Date: Sun, 15 Dec 2019 17:41:49 -0600

On Fri, Dec 13, 2019 at 12:58 AM jianping z via Std-Proposals <

std-proposals_at_[hidden]> wrote:

> // example-1b.hpp : much more concise, no more duplicated code (less

> error prone)

> class elements

> {

> int elem[10];

> const? int& operator[](size_t n) const? { return elem[n]; }

> const? int* data() const? { return elem; }

> const? int* begin() const? { return elem; }

> const? int* end() const? { return elem+10; }

> }

>

I think this is pretty nice, and I appreciate the examples clearly

illustrating how this is intended to work.

const or not const isn't the only axis we have to deal with though - we

have one more: lvalue or rvalue. Today, optional::operator*() looks

something like this (reduced for sanity):

template <typename T>

class optional {

union { char _; T value; };

bool has_value;

public:

auto operator*() & -> T& { return value; }

auto operator*() const& -> T const& { return value; }

auto operator*() && -> T&& { return std::move(value); }

auto operator*() const&& -> T const&& { return std::move(value); }

};

Now, with the const? feature, I could reduce these four overloads to two:

template <typename T>

class optional {

union { char _; T value; };

bool has_value;

public:

auto operator*() const?& -> T const?& { return value; }

auto operator*() const?&& -> T const?&& { return std::move(value); }

};

It'd really be nice to just have the one overload here. But with &/&&, it

doesn't work as nicely since the question is no longer "to token or not to

token", but rather a choice of two tokens. Maybe that's... fine and we

could just say that &&? means & or && while const? means const or nothing.

So that this spits out four functions for us:

template <typename T>

class optional {

union { char _; T value; };

bool has_value;

public:

auto operator*() const?&&? -> T const?&&? { return static_cast<T

const?&&?>(value); }

};

Maybe this is too ugly, maybe we need a different way to pick references.

But regardless one problem is that we'd need these two to unpack

independently (that is, get the full cartesian product of {const, } x {&,

&&}). But this goes against one of your examples where you illustrated:

template<typename T>

const? T& max(const? T& a, const? T& b)

as become two function templates (rather than four).

This 4x thing comes up a lot. std::get for std::tuple for instance might

become:

template <size_t I, typename... Ts>

auto get(tuple<Ts...> const?&&?) -> tuple_element_t<I,

tuple<Ts...>>const?&&?;

Something to think about.

Barry

std-proposals_at_[hidden]> wrote:

> // example-1b.hpp : much more concise, no more duplicated code (less

> error prone)

> class elements

> {

> int elem[10];

> const? int& operator[](size_t n) const? { return elem[n]; }

> const? int* data() const? { return elem; }

> const? int* begin() const? { return elem; }

> const? int* end() const? { return elem+10; }

> }

>

I think this is pretty nice, and I appreciate the examples clearly

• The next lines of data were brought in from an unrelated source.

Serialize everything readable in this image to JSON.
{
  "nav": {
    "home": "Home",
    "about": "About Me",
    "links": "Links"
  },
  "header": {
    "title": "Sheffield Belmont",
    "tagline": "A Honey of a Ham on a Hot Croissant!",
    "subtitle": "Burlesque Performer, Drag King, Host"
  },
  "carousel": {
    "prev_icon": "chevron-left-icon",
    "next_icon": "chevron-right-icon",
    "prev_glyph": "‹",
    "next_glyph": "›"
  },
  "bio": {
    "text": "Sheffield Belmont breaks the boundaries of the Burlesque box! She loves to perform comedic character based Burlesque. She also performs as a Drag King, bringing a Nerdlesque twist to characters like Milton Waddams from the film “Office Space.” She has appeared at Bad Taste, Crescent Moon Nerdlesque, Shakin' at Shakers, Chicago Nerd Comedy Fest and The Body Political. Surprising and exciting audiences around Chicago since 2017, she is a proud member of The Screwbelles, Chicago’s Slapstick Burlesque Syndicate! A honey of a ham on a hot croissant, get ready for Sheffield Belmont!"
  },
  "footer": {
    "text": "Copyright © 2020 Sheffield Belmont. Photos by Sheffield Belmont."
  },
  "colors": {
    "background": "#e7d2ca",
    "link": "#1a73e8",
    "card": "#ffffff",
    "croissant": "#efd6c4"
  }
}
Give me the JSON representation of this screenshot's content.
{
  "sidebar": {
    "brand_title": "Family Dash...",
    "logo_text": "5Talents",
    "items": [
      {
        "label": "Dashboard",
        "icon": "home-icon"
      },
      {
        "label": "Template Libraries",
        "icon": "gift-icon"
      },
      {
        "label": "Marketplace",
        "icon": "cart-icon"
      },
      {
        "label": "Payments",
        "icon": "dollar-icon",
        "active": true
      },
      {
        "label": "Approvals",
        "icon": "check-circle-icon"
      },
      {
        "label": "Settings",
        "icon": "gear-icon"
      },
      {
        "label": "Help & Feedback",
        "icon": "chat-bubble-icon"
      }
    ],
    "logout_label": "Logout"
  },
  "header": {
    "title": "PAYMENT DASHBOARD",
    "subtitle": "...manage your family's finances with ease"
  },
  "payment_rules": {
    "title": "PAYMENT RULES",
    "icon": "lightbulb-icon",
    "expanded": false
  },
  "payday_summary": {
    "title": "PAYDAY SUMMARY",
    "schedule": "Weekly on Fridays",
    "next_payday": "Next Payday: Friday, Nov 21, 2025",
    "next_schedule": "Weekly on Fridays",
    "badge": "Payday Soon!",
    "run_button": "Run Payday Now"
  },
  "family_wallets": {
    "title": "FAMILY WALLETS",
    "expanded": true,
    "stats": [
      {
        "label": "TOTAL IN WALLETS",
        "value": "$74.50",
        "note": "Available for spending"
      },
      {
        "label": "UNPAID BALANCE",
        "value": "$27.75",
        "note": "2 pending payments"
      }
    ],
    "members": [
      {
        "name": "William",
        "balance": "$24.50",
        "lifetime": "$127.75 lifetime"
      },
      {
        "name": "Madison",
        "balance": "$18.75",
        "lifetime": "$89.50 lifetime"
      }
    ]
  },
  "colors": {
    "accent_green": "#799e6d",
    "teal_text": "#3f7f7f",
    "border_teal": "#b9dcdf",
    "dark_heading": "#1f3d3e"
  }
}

illustrating how this is intended to work.

const or not const isn't the only axis we have to deal with though - we

have one more: lvalue or rvalue. Today, optional::operator*() looks

something like this (reduced for sanity):

template <typename T>

class optional {

union { char _; T value; };

bool has_value;

public:

auto operator*() & -> T& { return value; }

auto operator*() const& -> T const& { return value; }

auto operator*() && -> T&& { return std::move(value); }

auto operator*() const&& -> T const&& { return std::move(value); }

};

Now, with the const? feature, I could reduce these four overloads to two:

template <typename T>

class optional {

union { char _; T value; };

bool has_value;

public:

auto operator*() const?& -> T const?& { return value; }

auto operator*() const?&& -> T const?&& { return std::move(value); }

};

It'd really be nice to just have the one overload here. But with &/&&, it

doesn't work as nicely since the question is no longer "to token or not to

token", but rather a choice of two tokens. Maybe that's... fine and we

could just say that &&? means & or && while const? means const or nothing.

So that this spits out four functions for us:

template <typename T>

class optional {

union { char _; T value; };

bool has_value;

public:

auto operator*() const?&&? -> T const?&&? { return static_cast<T

const?&&?>(value); }

};

Maybe this is too ugly, maybe we need a different way to pick references.

But regardless one problem is that we'd need these two to unpack

independently (that is, get the full cartesian product of {const, } x {&,

&&}). But this goes against one of your examples where you illustrated:

template<typename T>

const? T& max(const? T& a, const? T& b)

as become two function templates (rather than four).

This 4x thing comes up a lot. std::get for std::tuple for instance might

become:

template <size_t I, typename... Ts>

auto get(tuple<Ts...> const?&&?) -> tuple_element_t<I,

tuple<Ts...>>const?&&?;

Something to think about.

Barry

Received on 2019-12-15 17:44:25